→ **Work item**: Drop every image, then reproduce the data exactly as given.

Excerpts from an interface dataset
□ □ □ □ □ □ □

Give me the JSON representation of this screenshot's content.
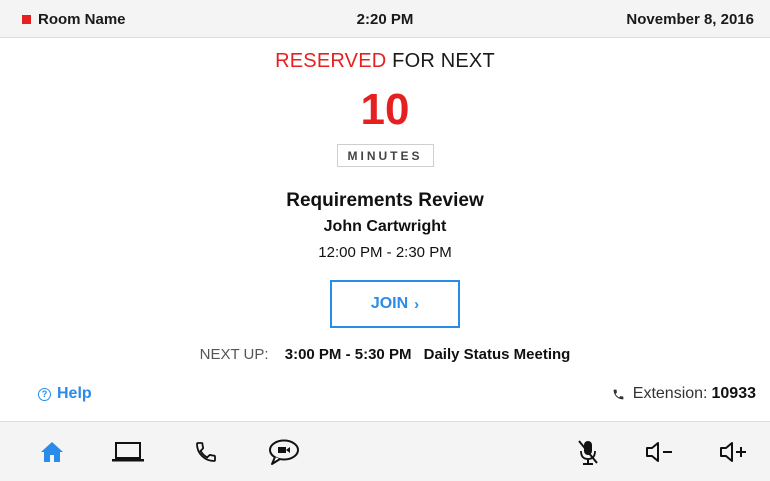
{
  "header": {
    "room_name": "Room Name",
    "time": "2:20 PM",
    "date": "November 8, 2016"
  },
  "status": {
    "reserved_word": "RESERVED",
    "reserved_rest": "FOR NEXT",
    "countdown": "10",
    "unit": "MINUTES"
  },
  "meeting": {
    "title": "Requirements Review",
    "organizer": "John Cartwright",
    "time_range": "12:00 PM - 2:30 PM",
    "join_label": "JOIN",
    "join_chevron": "›"
  },
  "next_up": {
    "label": "NEXT UP:",
    "time_range": "3:00 PM - 5:30 PM",
    "title": "Daily Status Meeting"
  },
  "footer": {
    "help_label": "Help",
    "help_icon_glyph": "?",
    "extension_label": "Extension:",
    "extension_number": "10933"
  },
  "toolbar": {
    "items": [
      "home-icon",
      "laptop-icon",
      "phone-icon",
      "chat-video-icon",
      "mic-muted-icon",
      "volume-down-icon",
      "volume-up-icon"
    ]
  },
  "colors": {
    "accent_red": "#e62020",
    "accent_blue": "#2a8ce8",
    "bar_bg": "#f4f4f5"
  }
}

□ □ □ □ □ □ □

→ **Output**:
Give me the JSON representation of this screenshot's content.
{
  "header": {
    "room_name": "Room Name",
    "time": "2:20 PM",
    "date": "November 8, 2016"
  },
  "status": {
    "reserved_word": "RESERVED",
    "reserved_rest": "FOR NEXT",
    "countdown": "10",
    "unit": "MINUTES"
  },
  "meeting": {
    "title": "Requirements Review",
    "organizer": "John Cartwright",
    "time_range": "12:00 PM - 2:30 PM",
    "join_label": "JOIN",
    "join_chevron": "›"
  },
  "next_up": {
    "label": "NEXT UP:",
    "time_range": "3:00 PM - 5:30 PM",
    "title": "Daily Status Meeting"
  },
  "footer": {
    "help_label": "Help",
    "help_icon_glyph": "?",
    "extension_label": "Extension:",
    "extension_number": "10933"
  },
  "toolbar": {
    "items": [
      "home-icon",
      "laptop-icon",
      "phone-icon",
      "chat-video-icon",
      "mic-muted-icon",
      "volume-down-icon",
      "volume-up-icon"
    ]
  },
  "colors": {
    "accent_red": "#e62020",
    "accent_blue": "#2a8ce8",
    "bar_bg": "#f4f4f5"
  }
}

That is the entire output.